Even as one who believes in the need for collaborative translation, the struggle for effective collaborative translation at times seems insurmountable. In Texas, when I mention I play the didgeridoo, I am often lumped in with Hippie, New Age, and the Carnivalesque Circus crowds. This isn’t to say that there is something ultimately wrong with these communities, but the ways in which the didgeridoo is interpreted in those communities often unfairly represents the musical practices of the didgeridoo to those who encounter it for the first time via Hippie, New Age, and Carnivalesque interpretations, as discussed earlier in this article. This dismissive reaction to the didgeridoo is also testament to how effectively the Hippie/New Age communities have appropriated and created a cultural value system around the didgeridoo.
There isn’t much that an individual person can do to alter collective perceptions of the aesthetics systems of a cultural other.

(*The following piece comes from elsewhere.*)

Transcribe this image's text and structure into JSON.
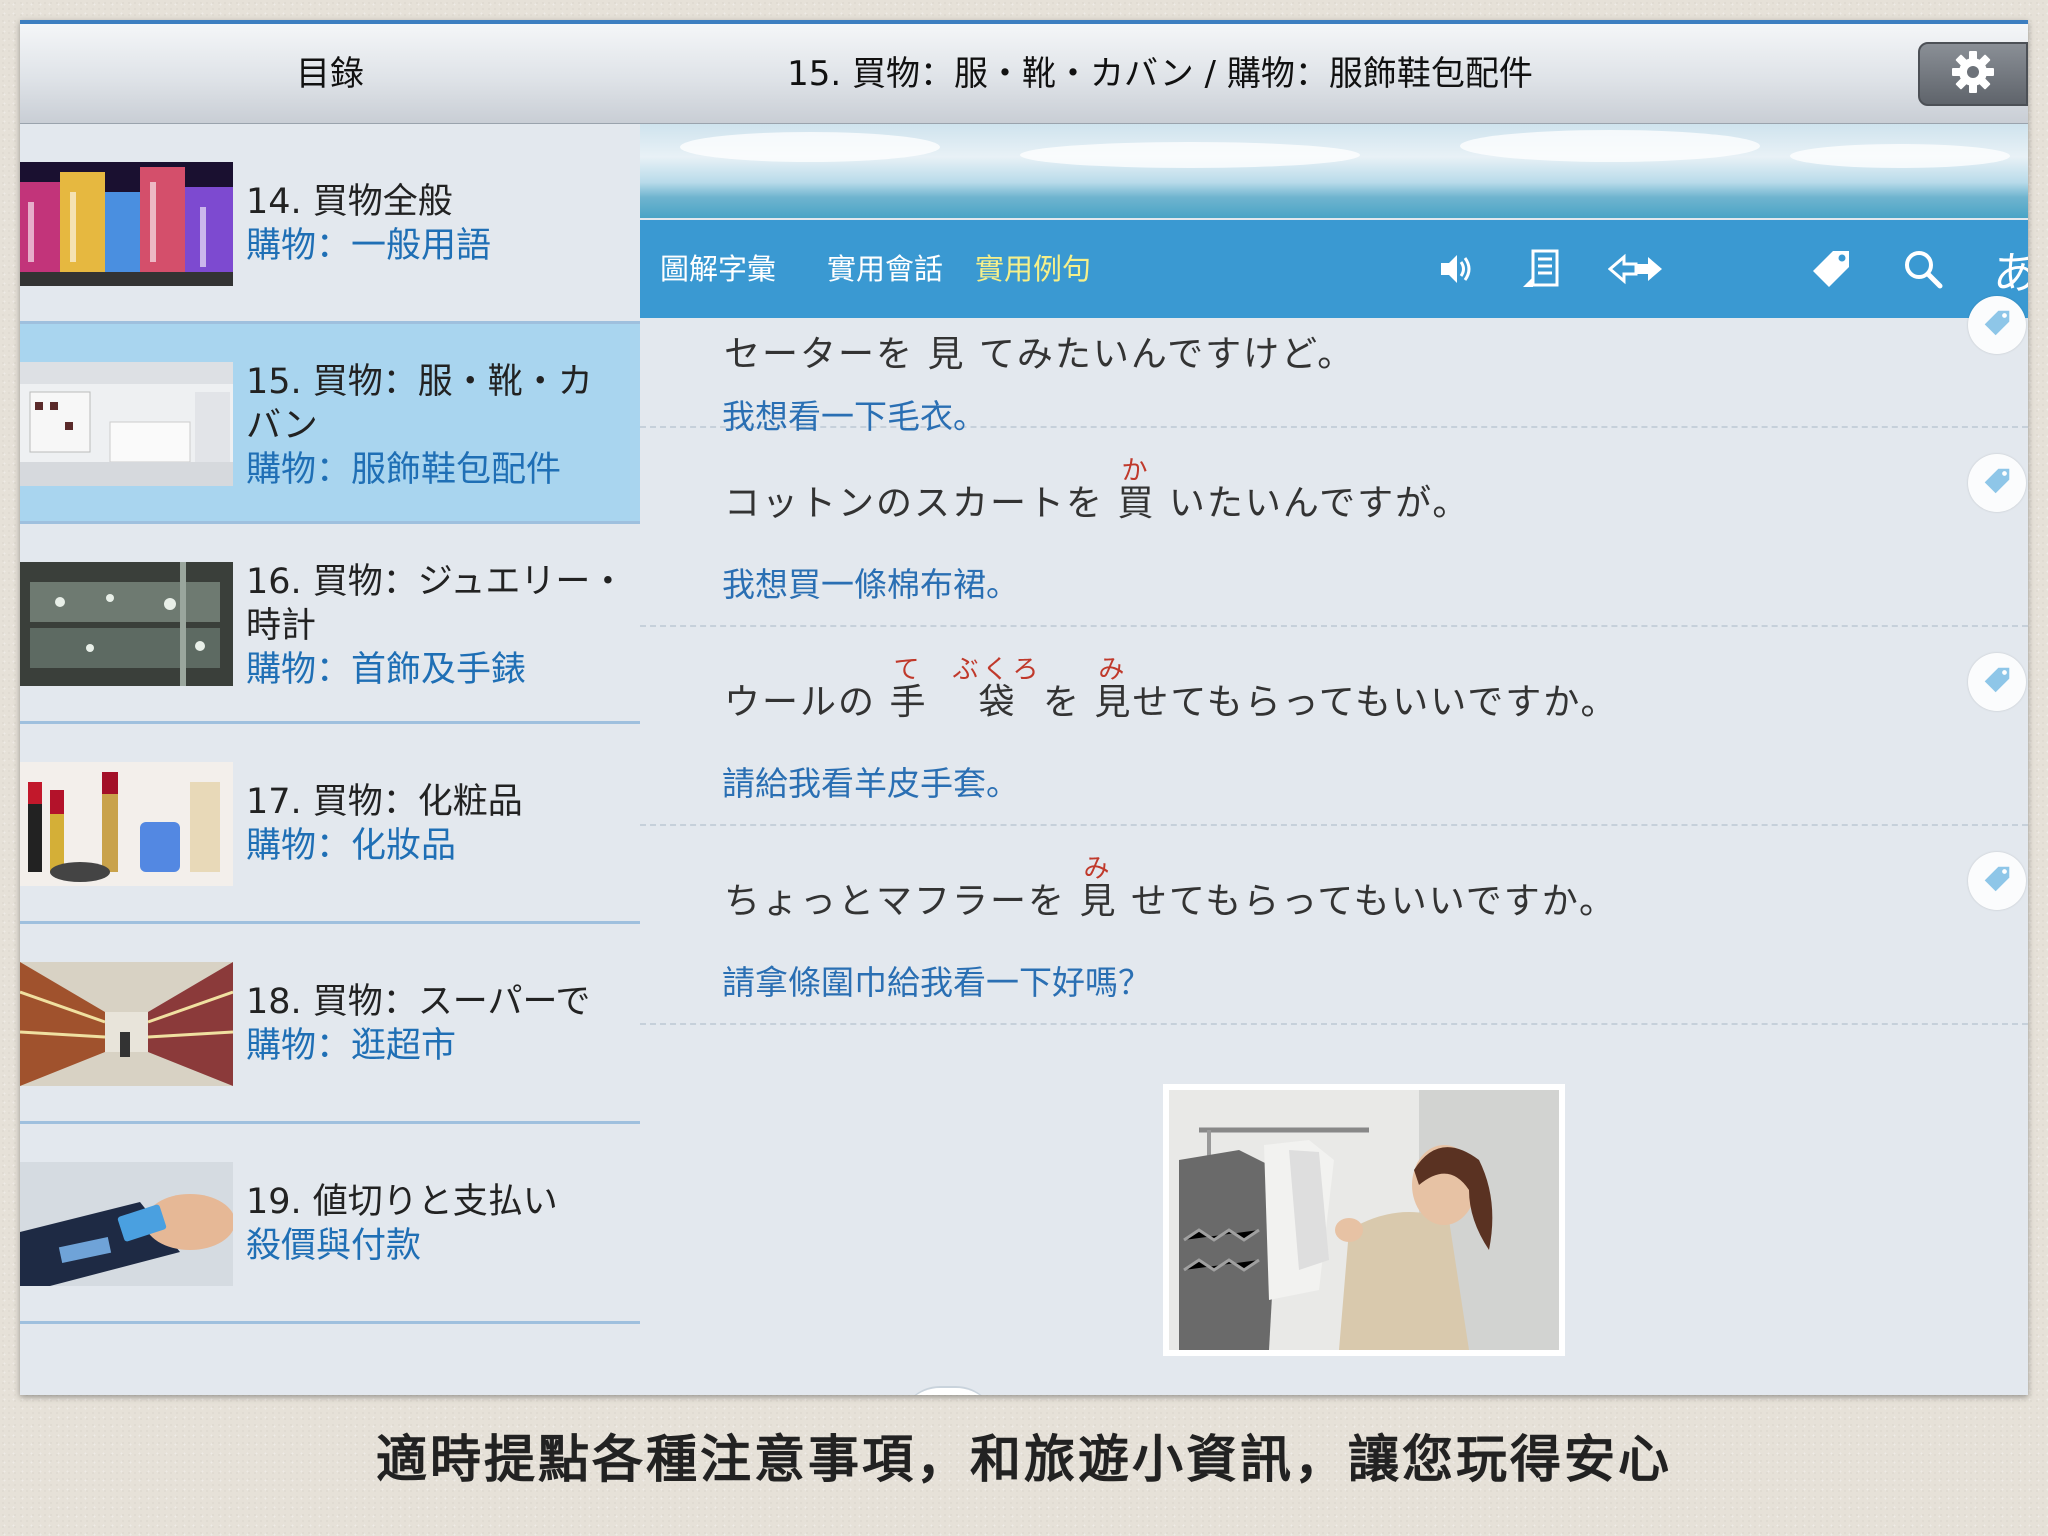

One can, however, attempt iteratively and over time to raise in-group evaluations of a cultural practice that has been appropriated from an out-group. In the case of the didgeridoo, there are ways in which the instrument can be performed, played, and displayed in contexts that confer high cultural value on the objects and productions within “white” value systems (see our article on Future Directions for more). We can elevate the didgeridoo to an object of art by placing it in museums, we can include didgeridoo in New Music compositions, pushing it to the forefront of innovative compositional palettes, but with these approaches, the didgeridoo will be for “white” people what we want it to be. “White” people will never be Yolngu, and rightfully so: complete cultural transition is not and should not be the goal of collaborative translation.
The responsibility of those who would collaboratively translate is to work with those of other cultures to create a rising tide of visibility of a given practice or culture that benefits all involved as much as possible in mutually agreed upon ways, and acknowledges the many ways in which the cultural practice will inevitably be (mis)interpreted in a variety of contexts. Any troubling misinterpretations should be addressed and discussed, with a goal of anticipating such future mis-interpretations. At Austin Aboriginal Instruments, our ongoing conversations with Yolngu ensure that we fairly represent Yolngu yidaki as distinct from the didgeridoos we produce, and that we highlight the musical potentials of the instrument as the grounds for aesthetic innovations.
In addition, 5% of our sales are donated to the Buku Larrngay Mulka Center to help support future development of Yolngu art and music. We believe strongly that even though our didgeridoos are not Yolngu yidaki and we do not claim them to be, we are deeply inspired by Yolngu craft – having learned craft processes directly from Yolngu – and that, as a result, we are in an exchange relationship with Yolngu craftspersons and artists. Though not legally bound to payment for the knowledge we acquired from Yolngu nor for the stamp of authenticity our association with Yolngu accords, our mission to popularize the didgeridoo globally is bound to the success of Yolngu art and musical cultures – and we want to keep it that way.
The Yolngu I know are satisfied with these efforts, and they invite you to learn more about their culture. Visit the Buku Larrngay website here, and consider purchasing yidaki and other Yolngu art. Also, you will find that many Yolngu are open to further collaboration with international artists and craftspersons, and they will happily host you in their communities if you reach out and propose a collaboration.
If you have any questions about working with Yolngu, please feel free to send us a message and start a conversation.